Write the full listing out again, word for word, but omit the pictures.

[[ SOURCE DATA open ]]

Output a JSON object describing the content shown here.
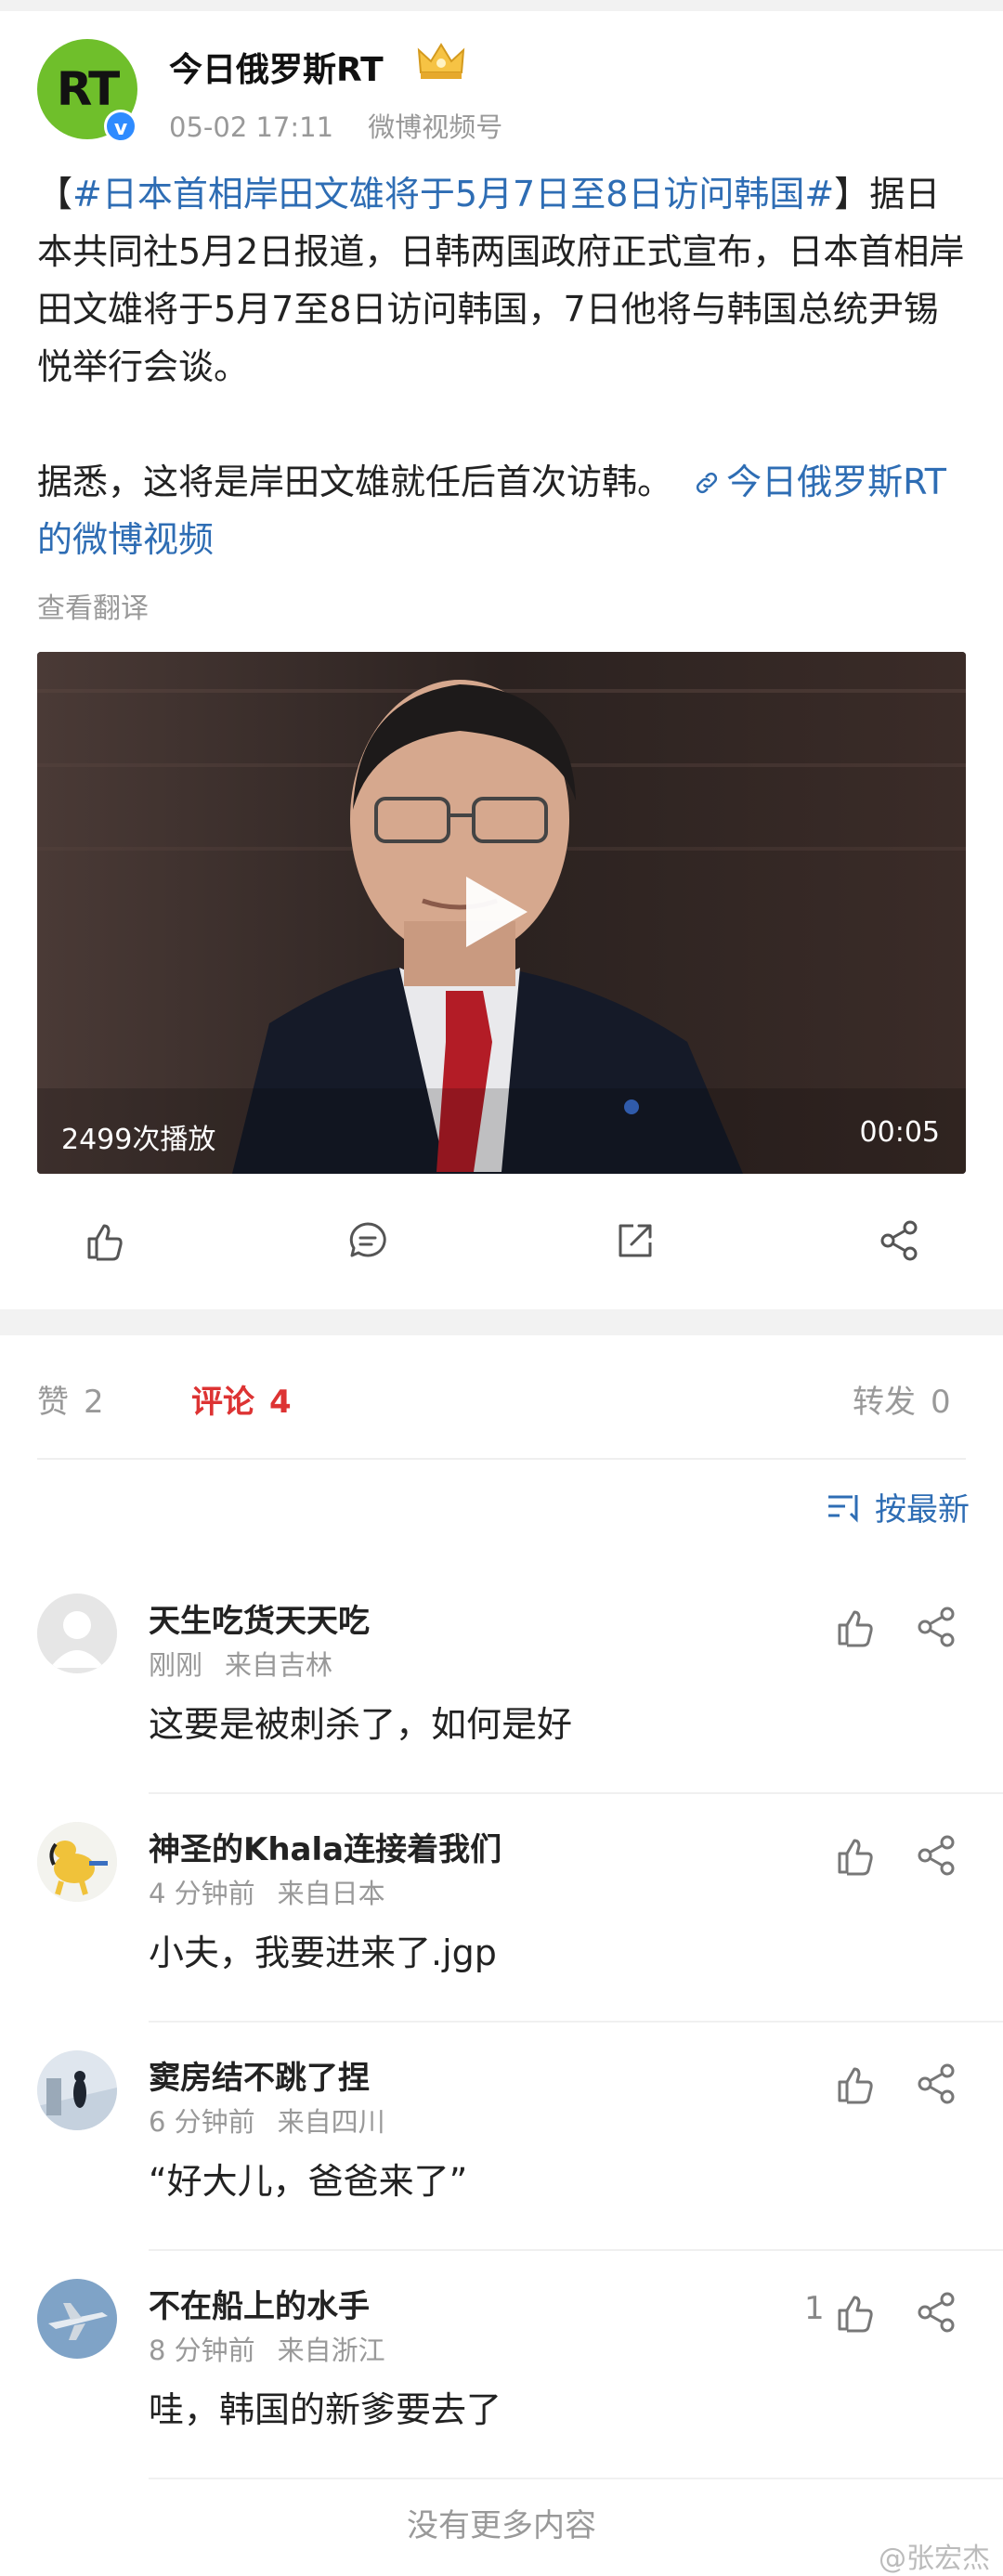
{
  "post": {
    "author": "今日俄罗斯RT",
    "avatar_text": "RT",
    "time": "05-02 17:11",
    "source": "微博视频号",
    "body_open_bracket": "【",
    "hashtag": "#日本首相岸田文雄将于5月7日至8日访问韩国#",
    "body_main": "】据日本共同社5月2日报道，日韩两国政府正式宣布，日本首相岸田文雄将于5月7至8日访问韩国，7日他将与韩国总统尹锡悦举行会谈。",
    "body_p2": "据悉，这将是岸田文雄就任后首次访韩。",
    "link_text": "今日俄罗斯RT的微博视频",
    "translate": "查看翻译"
  },
  "video": {
    "views": "2499次播放",
    "duration": "00:05"
  },
  "tabs": {
    "likes_label": "赞",
    "likes_count": "2",
    "comments_label": "评论",
    "comments_count": "4",
    "reposts_label": "转发",
    "reposts_count": "0"
  },
  "sort_label": "按最新",
  "comments": [
    {
      "name": "天生吃货天天吃",
      "time": "刚刚",
      "location": "来自吉林",
      "text": "这要是被刺杀了，如何是好",
      "likes": ""
    },
    {
      "name": "神圣的Khala连接着我们",
      "time": "4 分钟前",
      "location": "来自日本",
      "text": "小夫，我要进来了.jgp",
      "likes": ""
    },
    {
      "name": "窦房结不跳了捏",
      "time": "6 分钟前",
      "location": "来自四川",
      "text": "“好大儿，爸爸来了”",
      "likes": ""
    },
    {
      "name": "不在船上的水手",
      "time": "8 分钟前",
      "location": "来自浙江",
      "text": "哇，韩国的新爹要去了",
      "likes": "1"
    }
  ],
  "footer": "没有更多内容",
  "watermark": "@张宏杰",
  "colors": {
    "accent_red": "#d33333",
    "link_blue": "#2e6db4",
    "rt_green": "#6fbf2b"
  }
}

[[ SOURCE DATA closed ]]

*EXERCISE RESPONSE*.
Output a JSON object describing the content shown here.
{
  "post": {
    "author": "今日俄罗斯RT",
    "avatar_text": "RT",
    "time": "05-02 17:11",
    "source": "微博视频号",
    "body_open_bracket": "【",
    "hashtag": "#日本首相岸田文雄将于5月7日至8日访问韩国#",
    "body_main": "】据日本共同社5月2日报道，日韩两国政府正式宣布，日本首相岸田文雄将于5月7至8日访问韩国，7日他将与韩国总统尹锡悦举行会谈。",
    "body_p2": "据悉，这将是岸田文雄就任后首次访韩。",
    "link_text": "今日俄罗斯RT的微博视频",
    "translate": "查看翻译"
  },
  "video": {
    "views": "2499次播放",
    "duration": "00:05"
  },
  "tabs": {
    "likes_label": "赞",
    "likes_count": "2",
    "comments_label": "评论",
    "comments_count": "4",
    "reposts_label": "转发",
    "reposts_count": "0"
  },
  "sort_label": "按最新",
  "comments": [
    {
      "name": "天生吃货天天吃",
      "time": "刚刚",
      "location": "来自吉林",
      "text": "这要是被刺杀了，如何是好",
      "likes": ""
    },
    {
      "name": "神圣的Khala连接着我们",
      "time": "4 分钟前",
      "location": "来自日本",
      "text": "小夫，我要进来了.jgp",
      "likes": ""
    },
    {
      "name": "窦房结不跳了捏",
      "time": "6 分钟前",
      "location": "来自四川",
      "text": "“好大儿，爸爸来了”",
      "likes": ""
    },
    {
      "name": "不在船上的水手",
      "time": "8 分钟前",
      "location": "来自浙江",
      "text": "哇，韩国的新爹要去了",
      "likes": "1"
    }
  ],
  "footer": "没有更多内容",
  "watermark": "@张宏杰",
  "colors": {
    "accent_red": "#d33333",
    "link_blue": "#2e6db4",
    "rt_green": "#6fbf2b"
  }
}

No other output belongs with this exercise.